▶ **What you should do**:
Repeat every record exactly, but omit the images.
--------------------
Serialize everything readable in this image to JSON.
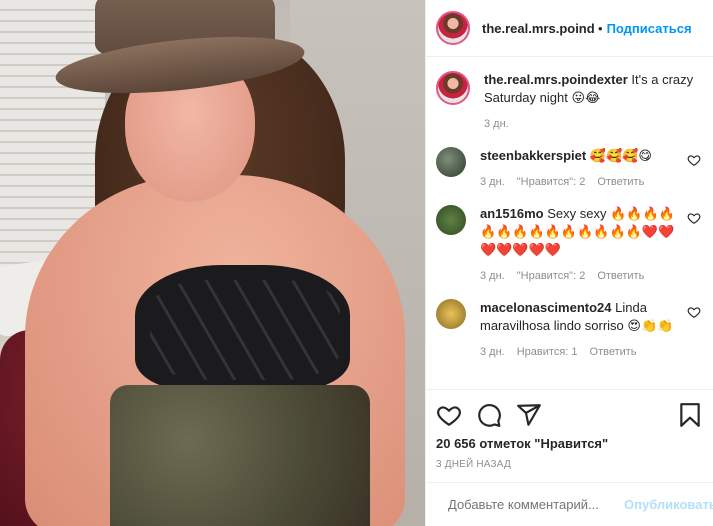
{
  "header": {
    "username": "the.real.mrs.poindexter",
    "dot": "•",
    "follow_label": "Подписаться"
  },
  "caption": {
    "username": "the.real.mrs.poindexter",
    "text": "It's a crazy Saturday night 😛😂",
    "time": "3 дн."
  },
  "comments": [
    {
      "username": "steenbakkerspiet",
      "text": "🥰🥰🥰😋",
      "time": "3 дн.",
      "likes": "\"Нравится\": 2",
      "reply": "Ответить",
      "avatar_color": "#3e4a3a"
    },
    {
      "username": "an1516mo",
      "text": "Sexy sexy 🔥🔥🔥🔥🔥🔥🔥🔥🔥🔥🔥🔥🔥🔥❤️❤️❤️❤️❤️❤️❤️",
      "time": "3 дн.",
      "likes": "\"Нравится\": 2",
      "reply": "Ответить",
      "avatar_color": "#4f6b3a"
    },
    {
      "username": "macelonascimento24",
      "text": "Linda maravilhosa lindo sorriso 😍👏👏",
      "time": "3 дн.",
      "likes": "Нравится: 1",
      "reply": "Ответить",
      "avatar_color": "#c7a23a"
    }
  ],
  "likes_text": "20 656 отметок \"Нравится\"",
  "date_text": "3 ДНЕЙ НАЗАД",
  "add_comment": {
    "placeholder": "Добавьте комментарий...",
    "post_label": "Опубликовать"
  },
  "icons": {
    "like": "heart-icon",
    "comment": "comment-icon",
    "share": "paper-plane-icon",
    "save": "bookmark-icon",
    "emoji": "smiley-icon"
  },
  "colors": {
    "accent": "#0095f6",
    "post_disabled": "#b2dffc",
    "muted": "#8e8e8e",
    "story_ring": "#e0588a"
  }
}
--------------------
▶ **Your response**:
Serialize everything readable in this image to JSON.
{
  "header": {
    "username": "the.real.mrs.poindexter",
    "dot": "•",
    "follow_label": "Подписаться"
  },
  "caption": {
    "username": "the.real.mrs.poindexter",
    "text": "It's a crazy Saturday night 😛😂",
    "time": "3 дн."
  },
  "comments": [
    {
      "username": "steenbakkerspiet",
      "text": "🥰🥰🥰😋",
      "time": "3 дн.",
      "likes": "\"Нравится\": 2",
      "reply": "Ответить",
      "avatar_color": "#3e4a3a"
    },
    {
      "username": "an1516mo",
      "text": "Sexy sexy 🔥🔥🔥🔥🔥🔥🔥🔥🔥🔥🔥🔥🔥🔥❤️❤️❤️❤️❤️❤️❤️",
      "time": "3 дн.",
      "likes": "\"Нравится\": 2",
      "reply": "Ответить",
      "avatar_color": "#4f6b3a"
    },
    {
      "username": "macelonascimento24",
      "text": "Linda maravilhosa lindo sorriso 😍👏👏",
      "time": "3 дн.",
      "likes": "Нравится: 1",
      "reply": "Ответить",
      "avatar_color": "#c7a23a"
    }
  ],
  "likes_text": "20 656 отметок \"Нравится\"",
  "date_text": "3 ДНЕЙ НАЗАД",
  "add_comment": {
    "placeholder": "Добавьте комментарий...",
    "post_label": "Опубликовать"
  },
  "icons": {
    "like": "heart-icon",
    "comment": "comment-icon",
    "share": "paper-plane-icon",
    "save": "bookmark-icon",
    "emoji": "smiley-icon"
  },
  "colors": {
    "accent": "#0095f6",
    "post_disabled": "#b2dffc",
    "muted": "#8e8e8e",
    "story_ring": "#e0588a"
  }
}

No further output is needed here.